What you return must match the records exactly, except that the pictures are gone.

(Beginning of Given data)

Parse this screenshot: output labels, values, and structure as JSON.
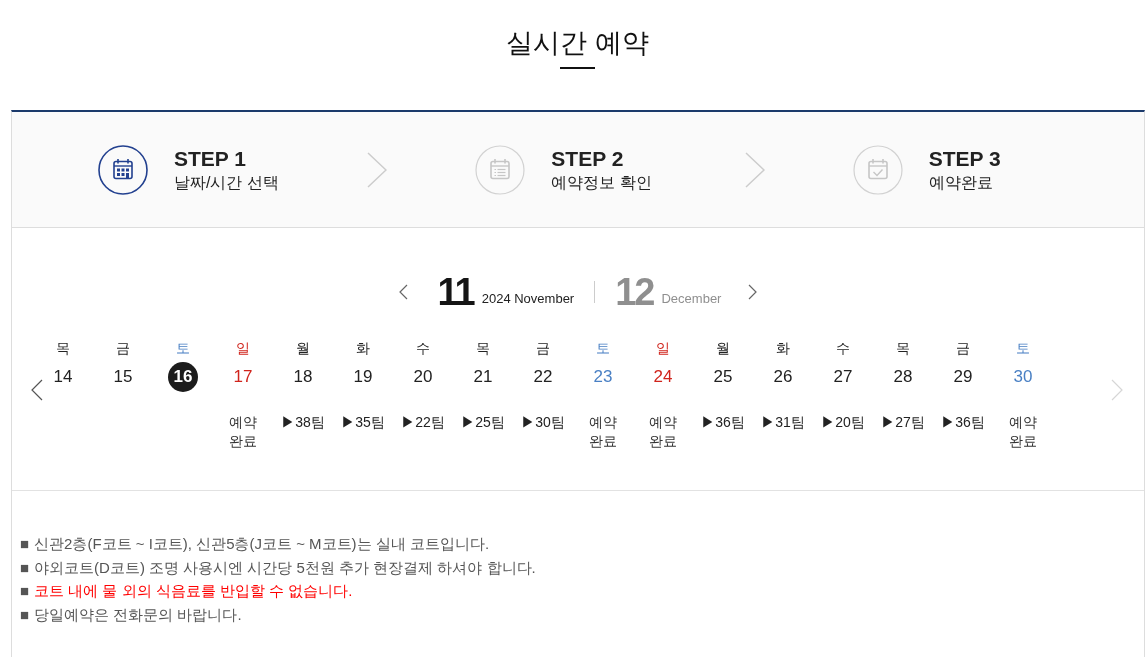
{
  "title": "실시간 예약",
  "steps": [
    {
      "label": "STEP 1",
      "caption": "날짜/시간 선택",
      "active": true
    },
    {
      "label": "STEP 2",
      "caption": "예약정보 확인",
      "active": false
    },
    {
      "label": "STEP 3",
      "caption": "예약완료",
      "active": false
    }
  ],
  "calendar": {
    "months": [
      {
        "number": "11",
        "label": "2024 November",
        "selected": true
      },
      {
        "number": "12",
        "label": "December",
        "selected": false
      }
    ],
    "prev_week": {
      "disabled": false
    },
    "next_week": {
      "disabled": true
    },
    "days": [
      {
        "weekday": "목",
        "date": "14",
        "kind": "weekday",
        "selected": false
      },
      {
        "weekday": "금",
        "date": "15",
        "kind": "weekday",
        "selected": false
      },
      {
        "weekday": "토",
        "date": "16",
        "kind": "saturday",
        "selected": true
      },
      {
        "weekday": "일",
        "date": "17",
        "kind": "sunday",
        "selected": false,
        "status": {
          "kind": "full",
          "text": "예약완료"
        }
      },
      {
        "weekday": "월",
        "date": "18",
        "kind": "weekday",
        "selected": false,
        "status": {
          "kind": "teams",
          "text": "▶38팀"
        }
      },
      {
        "weekday": "화",
        "date": "19",
        "kind": "weekday",
        "selected": false,
        "status": {
          "kind": "teams",
          "text": "▶35팀"
        }
      },
      {
        "weekday": "수",
        "date": "20",
        "kind": "weekday",
        "selected": false,
        "status": {
          "kind": "teams",
          "text": "▶22팀"
        }
      },
      {
        "weekday": "목",
        "date": "21",
        "kind": "weekday",
        "selected": false,
        "status": {
          "kind": "teams",
          "text": "▶25팀"
        }
      },
      {
        "weekday": "금",
        "date": "22",
        "kind": "weekday",
        "selected": false,
        "status": {
          "kind": "teams",
          "text": "▶30팀"
        }
      },
      {
        "weekday": "토",
        "date": "23",
        "kind": "saturday",
        "selected": false,
        "status": {
          "kind": "full",
          "text": "예약완료"
        }
      },
      {
        "weekday": "일",
        "date": "24",
        "kind": "sunday",
        "selected": false,
        "status": {
          "kind": "full",
          "text": "예약완료"
        }
      },
      {
        "weekday": "월",
        "date": "25",
        "kind": "weekday",
        "selected": false,
        "status": {
          "kind": "teams",
          "text": "▶36팀"
        }
      },
      {
        "weekday": "화",
        "date": "26",
        "kind": "weekday",
        "selected": false,
        "status": {
          "kind": "teams",
          "text": "▶31팀"
        }
      },
      {
        "weekday": "수",
        "date": "27",
        "kind": "weekday",
        "selected": false,
        "status": {
          "kind": "teams",
          "text": "▶20팀"
        }
      },
      {
        "weekday": "목",
        "date": "28",
        "kind": "weekday",
        "selected": false,
        "status": {
          "kind": "teams",
          "text": "▶27팀"
        }
      },
      {
        "weekday": "금",
        "date": "29",
        "kind": "weekday",
        "selected": false,
        "status": {
          "kind": "teams",
          "text": "▶36팀"
        }
      },
      {
        "weekday": "토",
        "date": "30",
        "kind": "saturday",
        "selected": false,
        "status": {
          "kind": "full",
          "text": "예약완료"
        }
      }
    ]
  },
  "notices": [
    {
      "bullet": "■",
      "text": "신관2층(F코트 ~ I코트), 신관5층(J코트 ~ M코트)는 실내 코트입니다.",
      "highlight": false
    },
    {
      "bullet": "■",
      "text": "야외코트(D코트) 조명 사용시엔 시간당 5천원 추가 현장결제 하셔야 합니다.",
      "highlight": false
    },
    {
      "bullet": "■",
      "text": "코트 내에 물 외의 식음료를 반입할 수 없습니다.",
      "highlight": true
    },
    {
      "bullet": "■",
      "text": "당일예약은 전화문의 바랍니다.",
      "highlight": false
    }
  ]
}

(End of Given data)

Task answer:
Parse this screenshot: output labels, values, and structure as JSON.
{
  "title": "실시간 예약",
  "steps": [
    {
      "label": "STEP 1",
      "caption": "날짜/시간 선택",
      "active": true
    },
    {
      "label": "STEP 2",
      "caption": "예약정보 확인",
      "active": false
    },
    {
      "label": "STEP 3",
      "caption": "예약완료",
      "active": false
    }
  ],
  "calendar": {
    "months": [
      {
        "number": "11",
        "label": "2024 November",
        "selected": true
      },
      {
        "number": "12",
        "label": "December",
        "selected": false
      }
    ],
    "prev_week": {
      "disabled": false
    },
    "next_week": {
      "disabled": true
    },
    "days": [
      {
        "weekday": "목",
        "date": "14",
        "kind": "weekday",
        "selected": false
      },
      {
        "weekday": "금",
        "date": "15",
        "kind": "weekday",
        "selected": false
      },
      {
        "weekday": "토",
        "date": "16",
        "kind": "saturday",
        "selected": true
      },
      {
        "weekday": "일",
        "date": "17",
        "kind": "sunday",
        "selected": false,
        "status": {
          "kind": "full",
          "text": "예약완료"
        }
      },
      {
        "weekday": "월",
        "date": "18",
        "kind": "weekday",
        "selected": false,
        "status": {
          "kind": "teams",
          "text": "▶38팀"
        }
      },
      {
        "weekday": "화",
        "date": "19",
        "kind": "weekday",
        "selected": false,
        "status": {
          "kind": "teams",
          "text": "▶35팀"
        }
      },
      {
        "weekday": "수",
        "date": "20",
        "kind": "weekday",
        "selected": false,
        "status": {
          "kind": "teams",
          "text": "▶22팀"
        }
      },
      {
        "weekday": "목",
        "date": "21",
        "kind": "weekday",
        "selected": false,
        "status": {
          "kind": "teams",
          "text": "▶25팀"
        }
      },
      {
        "weekday": "금",
        "date": "22",
        "kind": "weekday",
        "selected": false,
        "status": {
          "kind": "teams",
          "text": "▶30팀"
        }
      },
      {
        "weekday": "토",
        "date": "23",
        "kind": "saturday",
        "selected": false,
        "status": {
          "kind": "full",
          "text": "예약완료"
        }
      },
      {
        "weekday": "일",
        "date": "24",
        "kind": "sunday",
        "selected": false,
        "status": {
          "kind": "full",
          "text": "예약완료"
        }
      },
      {
        "weekday": "월",
        "date": "25",
        "kind": "weekday",
        "selected": false,
        "status": {
          "kind": "teams",
          "text": "▶36팀"
        }
      },
      {
        "weekday": "화",
        "date": "26",
        "kind": "weekday",
        "selected": false,
        "status": {
          "kind": "teams",
          "text": "▶31팀"
        }
      },
      {
        "weekday": "수",
        "date": "27",
        "kind": "weekday",
        "selected": false,
        "status": {
          "kind": "teams",
          "text": "▶20팀"
        }
      },
      {
        "weekday": "목",
        "date": "28",
        "kind": "weekday",
        "selected": false,
        "status": {
          "kind": "teams",
          "text": "▶27팀"
        }
      },
      {
        "weekday": "금",
        "date": "29",
        "kind": "weekday",
        "selected": false,
        "status": {
          "kind": "teams",
          "text": "▶36팀"
        }
      },
      {
        "weekday": "토",
        "date": "30",
        "kind": "saturday",
        "selected": false,
        "status": {
          "kind": "full",
          "text": "예약완료"
        }
      }
    ]
  },
  "notices": [
    {
      "bullet": "■",
      "text": "신관2층(F코트 ~ I코트), 신관5층(J코트 ~ M코트)는 실내 코트입니다.",
      "highlight": false
    },
    {
      "bullet": "■",
      "text": "야외코트(D코트) 조명 사용시엔 시간당 5천원 추가 현장결제 하셔야 합니다.",
      "highlight": false
    },
    {
      "bullet": "■",
      "text": "코트 내에 물 외의 식음료를 반입할 수 없습니다.",
      "highlight": true
    },
    {
      "bullet": "■",
      "text": "당일예약은 전화문의 바랍니다.",
      "highlight": false
    }
  ]
}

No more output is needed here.